I recently made a promise to myself that I wouldn’t go to another concert to see a solo laptop artist.
Past experience has taught me that, however visceral/atmospheric/distinctive the recorded music is, the experience of watching someone staring at , and tweaking with, his/her computer for an hour or more is a visual spectacle I can happily live without.
The announcement of this concert by Ben Frost as part of the Ravenna Festival therefore presented a dilemma.
I am a big admirer of Frost’s albums Theory Of Machines and By The Throat but didn’t want to be disillusioned by a lacklustre ‘live’ show.
I decided to risk it because the billing promised that Frost was being backed by Shahzad Ismaily on percussion and Borgar Magnason on double bass. When there are ‘real’ instruments alongside a MacBook the dynamic changes. There is the sense that there is something more spontaneous going on than a mere playback of something prepared earlier.
The venue for the show was also a big selling point – outdoors in the remains of the city’s fortress (Rocca) was a cool place to be at the end of a sweltering day in which temperatures had soared above 30 degrees celcius.
The Frost trio played for a little over an hour creating an intense uninterrupted piece that shifted between pure noise and glitchy electronics with hints of piano melodies to soften the mood. The occasional bursts of dry ice combined with the muted lighting to give a vaguely satanic aspect to proceedings.
It was all a bit much for the numerous well-heeled festival goers who made an early exit.

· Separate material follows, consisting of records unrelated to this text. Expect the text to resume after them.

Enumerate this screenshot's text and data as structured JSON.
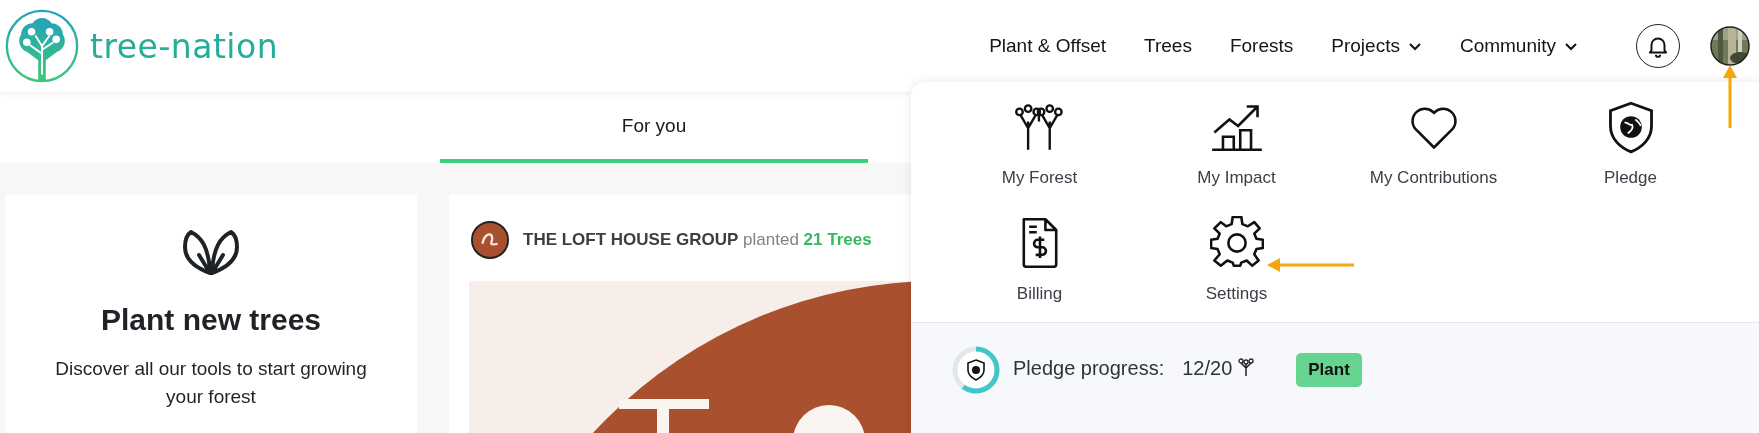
{
  "header": {
    "logo_text": "tree-nation",
    "nav": [
      {
        "label": "Plant & Offset",
        "has_menu": false
      },
      {
        "label": "Trees",
        "has_menu": false
      },
      {
        "label": "Forests",
        "has_menu": false
      },
      {
        "label": "Projects",
        "has_menu": true
      },
      {
        "label": "Community",
        "has_menu": true
      }
    ]
  },
  "tabs": [
    {
      "label": "For you",
      "selected": true
    }
  ],
  "promo_card": {
    "title": "Plant new trees",
    "text": "Discover all our tools to start growing your forest"
  },
  "post": {
    "author": "THE LOFT HOUSE GROUP",
    "verb": "planted",
    "count": "21 Trees"
  },
  "account_menu": {
    "items": [
      {
        "label": "My Forest"
      },
      {
        "label": "My Impact"
      },
      {
        "label": "My Contributions"
      },
      {
        "label": "Pledge"
      },
      {
        "label": "Billing"
      },
      {
        "label": "Settings"
      }
    ],
    "pledge_progress": {
      "label": "Pledge progress:",
      "value": "12/20",
      "level": 0.6,
      "button": "Plant"
    }
  }
}
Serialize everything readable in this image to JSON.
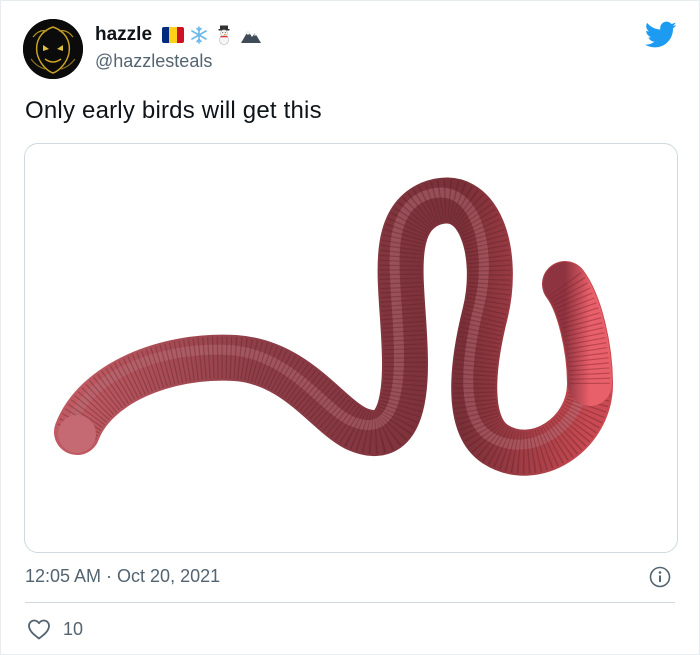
{
  "author": {
    "display_name": "hazzle",
    "handle": "@hazzlesteals",
    "name_emoji": {
      "flag_colors": [
        "#002B7F",
        "#FCD116",
        "#CE1126"
      ],
      "snowflake": "❄",
      "snowman": "⛄",
      "mountain": "⛰"
    }
  },
  "tweet": {
    "text": "Only early birds will get this",
    "timestamp": "12:05 AM · Oct 20, 2021",
    "like_count": "10"
  },
  "colors": {
    "brand": "#1d9bf0",
    "text": "#0f1419",
    "muted": "#536471",
    "border": "#cfd9de"
  },
  "icons": {
    "brand": "twitter-bird-icon",
    "info": "info-icon",
    "like": "heart-icon"
  }
}
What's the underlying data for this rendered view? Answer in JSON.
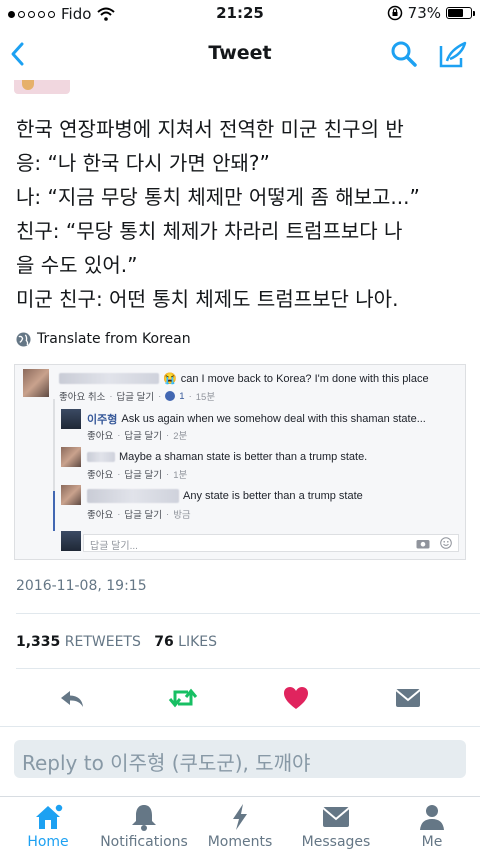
{
  "status_bar": {
    "carrier": "Fido",
    "time": "21:25",
    "battery": "73%",
    "battery_level": 0.73
  },
  "nav": {
    "title": "Tweet",
    "back_icon": "chevron-left-icon",
    "search_icon": "search-icon",
    "compose_icon": "compose-icon"
  },
  "tweet": {
    "lines": [
      "한국 연장파병에 지쳐서 전역한 미군 친구의 반",
      "응: “나 한국 다시 가면 안돼?”",
      "나: “지금 무당 통치 체제만 어떻게 좀 해보고...”",
      "친구: “무당 통치 체제가 차라리 트럼프보다 나",
      "을 수도 있어.”",
      "미군 친구: 어떤 통치 체제도 트럼프보단 나아."
    ],
    "translate": "Translate from Korean",
    "timestamp": "2016-11-08, 19:15",
    "retweets_count": "1,335",
    "retweets_label": "RETWEETS",
    "likes_count": "76",
    "likes_label": "LIKES"
  },
  "embedded": {
    "post_text": "can I move back to Korea? I'm done with this place",
    "post_meta": [
      "좋아요 취소",
      "답글 달기",
      "1",
      "15분"
    ],
    "replies": [
      {
        "name": "이주형",
        "text": "Ask us again when we somehow deal with this shaman state...",
        "meta": [
          "좋아요",
          "답글 달기",
          "2분"
        ]
      },
      {
        "name": "",
        "text": "Maybe a shaman state is better than a trump state.",
        "meta": [
          "좋아요",
          "답글 달기",
          "1분"
        ]
      },
      {
        "name": "",
        "text": "Any state is better than a trump state",
        "meta": [
          "좋아요",
          "답글 달기",
          "방금"
        ]
      }
    ],
    "reply_placeholder": "답글 달기..."
  },
  "actions": {
    "reply_icon": "reply-icon",
    "retweet_icon": "retweet-icon",
    "like_icon": "heart-icon",
    "dm_icon": "envelope-icon",
    "retweet_color": "#17bf63",
    "like_color": "#e0245e"
  },
  "reply_bar": {
    "placeholder": "Reply to 이주형 (쿠도군), 도깨야"
  },
  "tabs": [
    {
      "label": "Home",
      "icon": "home-icon",
      "active": true
    },
    {
      "label": "Notifications",
      "icon": "bell-icon",
      "active": false
    },
    {
      "label": "Moments",
      "icon": "lightning-icon",
      "active": false
    },
    {
      "label": "Messages",
      "icon": "envelope-icon",
      "active": false
    },
    {
      "label": "Me",
      "icon": "person-icon",
      "active": false
    }
  ],
  "colors": {
    "accent": "#1da1f2",
    "muted": "#657786",
    "fb_link": "#365899"
  }
}
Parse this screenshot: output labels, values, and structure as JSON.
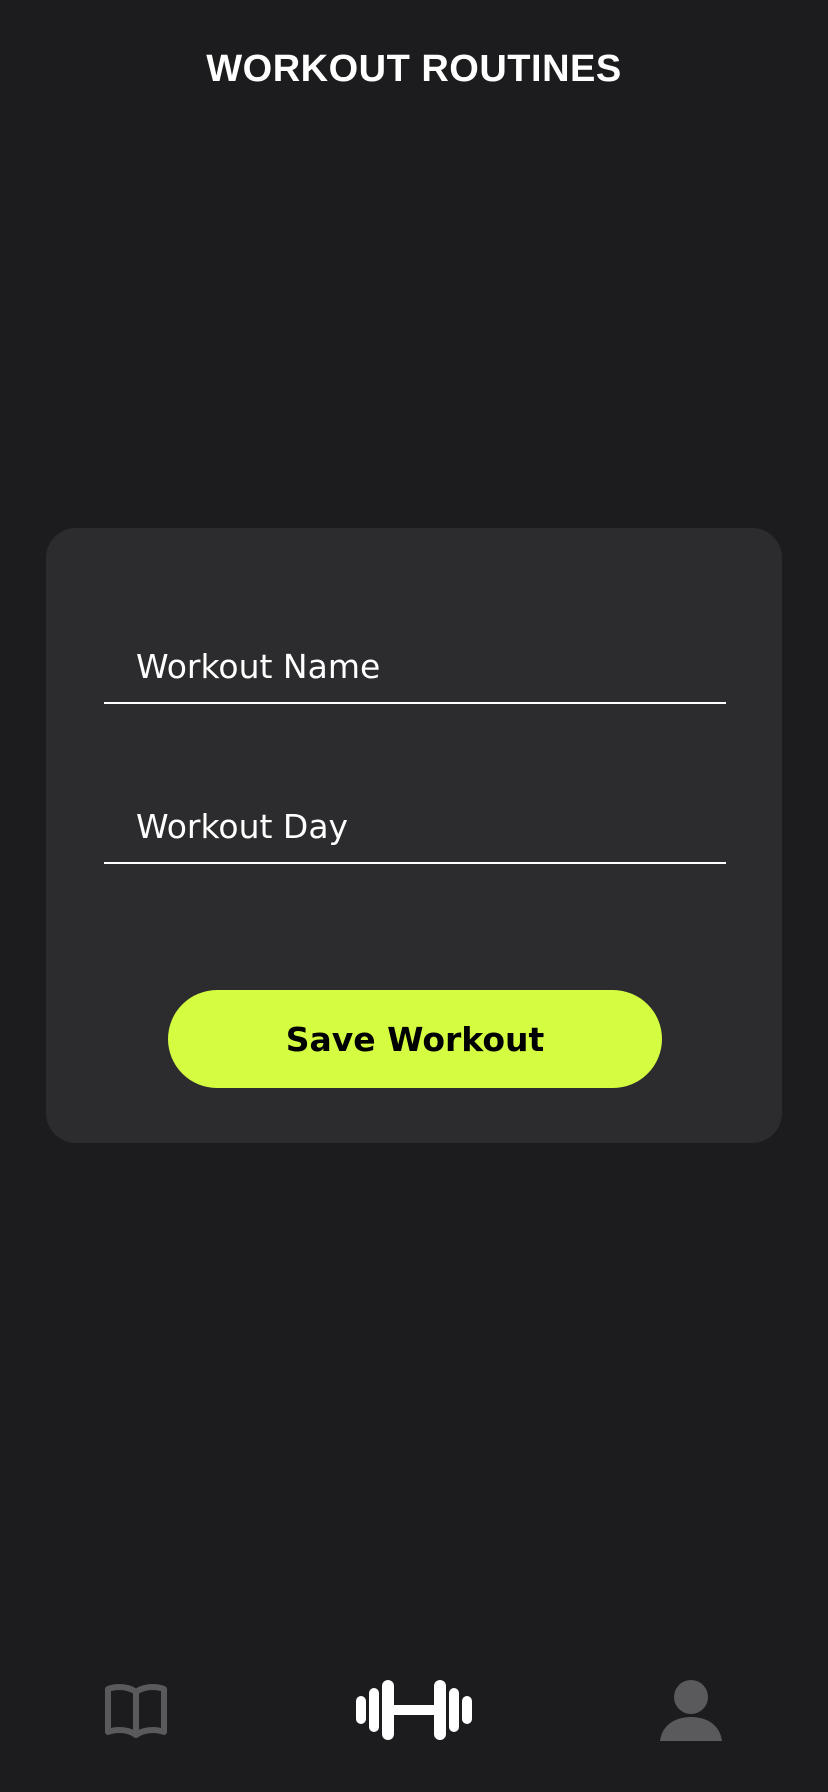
{
  "header": {
    "title": "WORKOUT ROUTINES"
  },
  "form": {
    "workout_name_placeholder": "Workout Name",
    "workout_day_placeholder": "Workout Day",
    "save_label": "Save Workout"
  },
  "bottom_nav": {
    "items": [
      {
        "icon": "book-icon",
        "active": false
      },
      {
        "icon": "dumbbell-icon",
        "active": true
      },
      {
        "icon": "user-icon",
        "active": false
      }
    ]
  },
  "colors": {
    "background": "#1c1c1e",
    "card": "#2c2c2e",
    "accent": "#d4fc41",
    "inactive_icon": "#5a5a5c",
    "active_icon": "#ffffff"
  }
}
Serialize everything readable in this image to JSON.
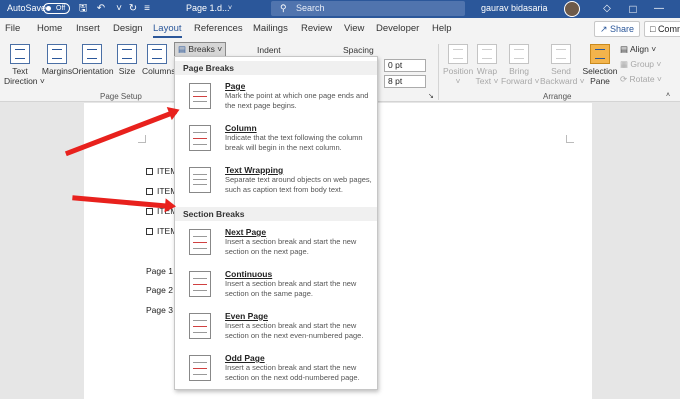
{
  "titlebar": {
    "autosave_label": "AutoSave",
    "autosave_state": "Off",
    "doc_name": "Page 1.d...",
    "search_placeholder": "Search",
    "user_name": "gaurav bidasaria"
  },
  "tabs": [
    "File",
    "Home",
    "Insert",
    "Design",
    "Layout",
    "References",
    "Mailings",
    "Review",
    "View",
    "Developer",
    "Help"
  ],
  "active_tab": "Layout",
  "share_label": "Share",
  "comments_label": "Comm",
  "ribbon": {
    "text_direction": [
      "Text",
      "Direction ˅"
    ],
    "margins": "Margins",
    "orientation": "Orientation",
    "size": "Size",
    "columns": "Columns",
    "breaks_button": "Breaks ˅",
    "page_setup_group": "Page Setup",
    "indent_label": "Indent",
    "spacing_label": "Spacing",
    "spacing_before": "0 pt",
    "spacing_after": "8 pt",
    "position": [
      "Position",
      "˅"
    ],
    "wrap_text": [
      "Wrap",
      "Text ˅"
    ],
    "bring_forward": [
      "Bring",
      "Forward ˅"
    ],
    "send_backward": [
      "Send",
      "Backward ˅"
    ],
    "selection_pane": [
      "Selection",
      "Pane"
    ],
    "align": "Align ˅",
    "group": "Group ˅",
    "rotate": "Rotate ˅",
    "arrange_group": "Arrange"
  },
  "breaks_menu": {
    "page_breaks_header": "Page Breaks",
    "section_breaks_header": "Section Breaks",
    "items": [
      {
        "title": "Page",
        "desc": "Mark the point at which one page ends and the next page begins."
      },
      {
        "title": "Column",
        "desc": "Indicate that the text following the column break will begin in the next column."
      },
      {
        "title": "Text Wrapping",
        "desc": "Separate text around objects on web pages, such as caption text from body text."
      },
      {
        "title": "Next Page",
        "desc": "Insert a section break and start the new section on the next page."
      },
      {
        "title": "Continuous",
        "desc": "Insert a section break and start the new section on the same page."
      },
      {
        "title": "Even Page",
        "desc": "Insert a section break and start the new section on the next even-numbered page."
      },
      {
        "title": "Odd Page",
        "desc": "Insert a section break and start the new section on the next odd-numbered page."
      }
    ]
  },
  "document": {
    "checklist": [
      "ITEM",
      "ITEM",
      "ITEM",
      "ITEM"
    ],
    "pages": [
      "Page 1",
      "Page 2",
      "Page 3"
    ]
  },
  "colors": {
    "titlebar": "#2b579a",
    "arrow": "#e8211d",
    "selection_pane_icon": "#f3b44c"
  }
}
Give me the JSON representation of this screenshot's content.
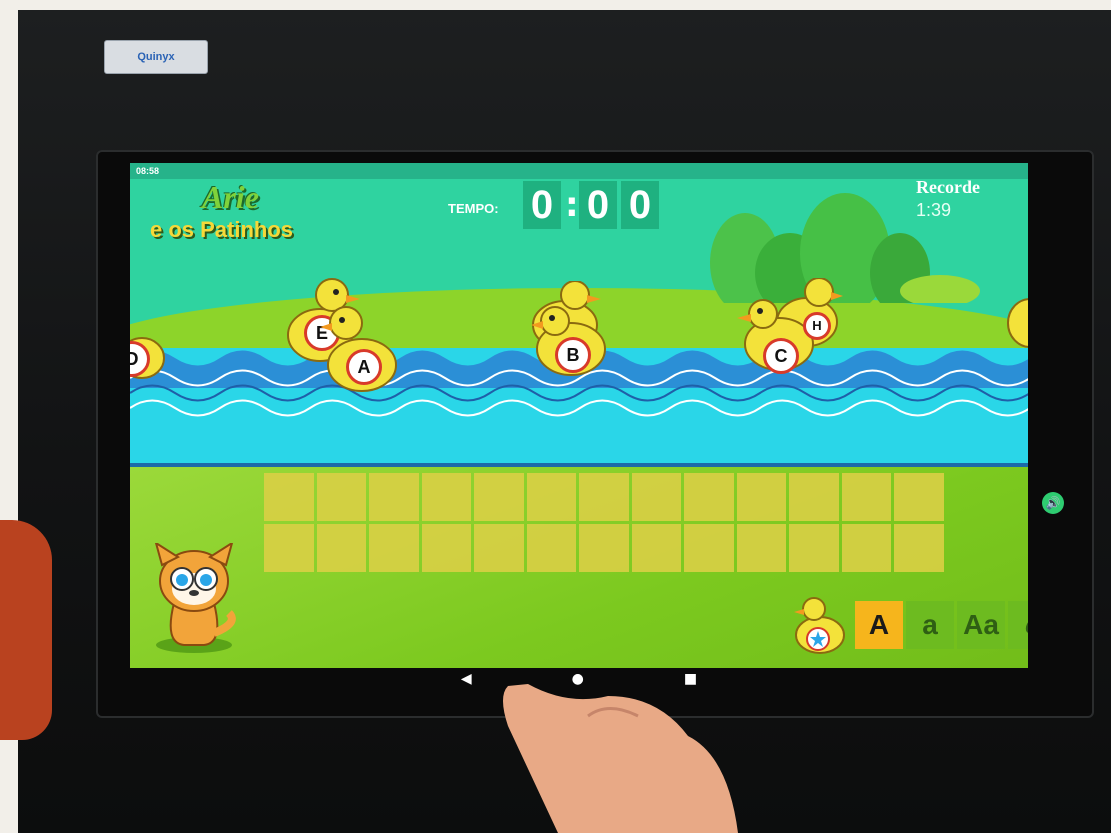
{
  "device": {
    "sticker_label": "Quinyx"
  },
  "status_bar": {
    "time": "08:58"
  },
  "game": {
    "logo_line1": "Arie",
    "logo_line2": "e os Patinhos",
    "timer_label": "TEMPO:",
    "timer_digits": [
      "0",
      "0",
      "0"
    ],
    "record_label": "Recorde",
    "record_value": "1:39"
  },
  "ducks": [
    {
      "letter": "D"
    },
    {
      "letter": "E"
    },
    {
      "letter": "A"
    },
    {
      "letter": "B"
    },
    {
      "letter": "C"
    },
    {
      "letter": "H"
    }
  ],
  "case_options": [
    {
      "label": "A",
      "active": true
    },
    {
      "label": "a",
      "active": false
    },
    {
      "label": "Aa",
      "active": false
    },
    {
      "label": "a",
      "active": false
    }
  ],
  "nav": {
    "back": "◀",
    "home": "●",
    "recents": "■"
  },
  "colors": {
    "sky": "#2fd3a0",
    "water": "#2ad6e8",
    "grass": "#7cc91f",
    "timer_bg": "#1fb180",
    "active_case": "#f6b51c"
  }
}
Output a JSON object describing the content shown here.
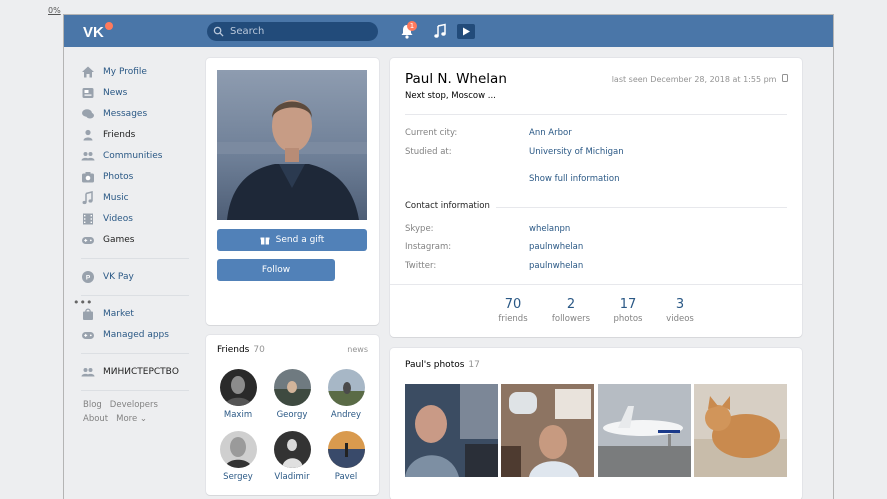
{
  "zoom": "0%",
  "search": {
    "placeholder": "Search"
  },
  "notifications": {
    "count": "1"
  },
  "nav": {
    "items": [
      {
        "label": "My Profile"
      },
      {
        "label": "News"
      },
      {
        "label": "Messages"
      },
      {
        "label": "Friends"
      },
      {
        "label": "Communities"
      },
      {
        "label": "Photos"
      },
      {
        "label": "Music"
      },
      {
        "label": "Videos"
      },
      {
        "label": "Games"
      }
    ],
    "vkpay": "VK Pay",
    "market": "Market",
    "managed_apps": "Managed apps",
    "ministry": "МИНИСТЕРСТВО",
    "footer": {
      "blog": "Blog",
      "developers": "Developers",
      "about": "About",
      "more": "More ⌄"
    }
  },
  "avatar": {
    "gift_label": "Send a gift",
    "follow_label": "Follow"
  },
  "friends": {
    "title": "Friends",
    "count": "70",
    "news_label": "news",
    "list": [
      {
        "name": "Maxim"
      },
      {
        "name": "Georgy"
      },
      {
        "name": "Andrey"
      },
      {
        "name": "Sergey"
      },
      {
        "name": "Vladimir"
      },
      {
        "name": "Pavel"
      }
    ]
  },
  "profile": {
    "name": "Paul N. Whelan",
    "status": "Next stop, Moscow ...",
    "last_seen": "last seen December 28, 2018 at 1:55 pm",
    "city_label": "Current city:",
    "city": "Ann Arbor",
    "studied_label": "Studied at:",
    "studied": "University of Michigan",
    "show_full": "Show full information",
    "contact_title": "Contact information",
    "skype_label": "Skype:",
    "skype": "whelanpn",
    "instagram_label": "Instagram:",
    "instagram": "paulnwhelan",
    "twitter_label": "Twitter:",
    "twitter": "paulnwhelan",
    "counters": [
      {
        "num": "70",
        "label": "friends"
      },
      {
        "num": "2",
        "label": "followers"
      },
      {
        "num": "17",
        "label": "photos"
      },
      {
        "num": "3",
        "label": "videos"
      }
    ]
  },
  "photos": {
    "title": "Paul's photos",
    "count": "17"
  },
  "colors": {
    "header": "#4a76a8",
    "link": "#2a5885",
    "button": "#5181b8"
  }
}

They were presumably expecting restful ambient textures instead of the heavier sounds inspired by industrial punk and Krautrock.
Frost specialises in creating some fairly creepy soundscapes so the growls and howls Magnason elicited from his double bass and the heavy bumps in the night from Ismaily’s synthesised drum kit helped create the kind of music that would fit well with nightmarish images from sci-fi or horror movies.
All in all, good enough to restore my faith in live electronica.